Study: Brain injuries hiding in ICU patients

Brain injuries may be prevalent among patients exiting intensive care units (ICU), even if they entered the hospital for non-brain-related injuries or ailments, according to a new study by Western University and Lawson Health Research Institute.

The “astonishing” findings are a signal to medical professionals to be on alert for some level of undetected cognitive dysfunction that could hamper recovery in all ICU patients.

The findings were published today in the scientific journal, PLOS One.

For the study, researchers assessed 20 patients as they left the ICU. Despite the appearance of no clear brain injury, every single patient had detectible deficits in two or more cognitive areas, including memory, attention, decision-making and reasoning.

“Many people spend time in an intensive-care unit following a brain injury and, of course, they often experience deficits,” Western neuroscientist Adrian Owen explained. “In this study, we were interested to see how patients without a specific brain injury fair after leaving the ICU.

“The results were astonishing.”
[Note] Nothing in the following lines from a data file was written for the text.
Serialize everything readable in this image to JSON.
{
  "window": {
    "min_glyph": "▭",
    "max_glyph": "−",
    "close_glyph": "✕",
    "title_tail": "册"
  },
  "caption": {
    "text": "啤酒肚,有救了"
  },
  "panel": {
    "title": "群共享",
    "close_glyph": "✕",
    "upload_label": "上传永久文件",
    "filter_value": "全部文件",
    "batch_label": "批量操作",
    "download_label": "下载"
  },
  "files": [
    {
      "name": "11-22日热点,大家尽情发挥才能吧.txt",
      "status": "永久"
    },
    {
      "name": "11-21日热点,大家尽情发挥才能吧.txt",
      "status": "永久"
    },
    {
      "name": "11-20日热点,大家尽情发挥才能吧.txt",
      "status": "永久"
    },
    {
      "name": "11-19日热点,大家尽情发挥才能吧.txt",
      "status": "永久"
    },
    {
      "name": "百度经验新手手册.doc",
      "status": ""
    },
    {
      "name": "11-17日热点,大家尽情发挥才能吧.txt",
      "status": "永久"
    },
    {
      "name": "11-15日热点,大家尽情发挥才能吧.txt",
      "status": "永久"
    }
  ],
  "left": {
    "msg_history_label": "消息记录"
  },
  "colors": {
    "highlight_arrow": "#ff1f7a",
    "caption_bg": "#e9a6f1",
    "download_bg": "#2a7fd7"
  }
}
Cognitive ability declines in non-brain related visits to the ICU likely vary from patient to patient. But Schulich School of Medicine & Dentistry professor Dr. Kimia Honarmand says many conditions affect brain function, even though they might not directly involve the brain.

“If you are having trouble breathing, your brain may be starved of oxygen. If you have a serious infection, the inflammation that occurs as a result of infection may affect brain function. If you are undergoing major surgery, you might be given drugs and have procedures that may affect your breathing, which in turn may affect the flow of oxygen to the brain,” Honarmand said.

“What we have shown here is that all or any of these events can lead to deficits in brain function that manifest as impairments in cognition – and healthy cognition is a vital determinant of functional recovery.”

Schulich professor Dr. Marat Slessarev said these findings can shift how the medical community treats incoming patients and more importantly, outpatients following ICU visits.

“Historically, the clinical focus has been on survival. Now, we can begin to focus on good survival,” Slessarev said. “These sensitive tests will enable doctors to both detect cognitive impairment and track cognitive performance over time – the first step in developing processes for optimizing brain recovery.”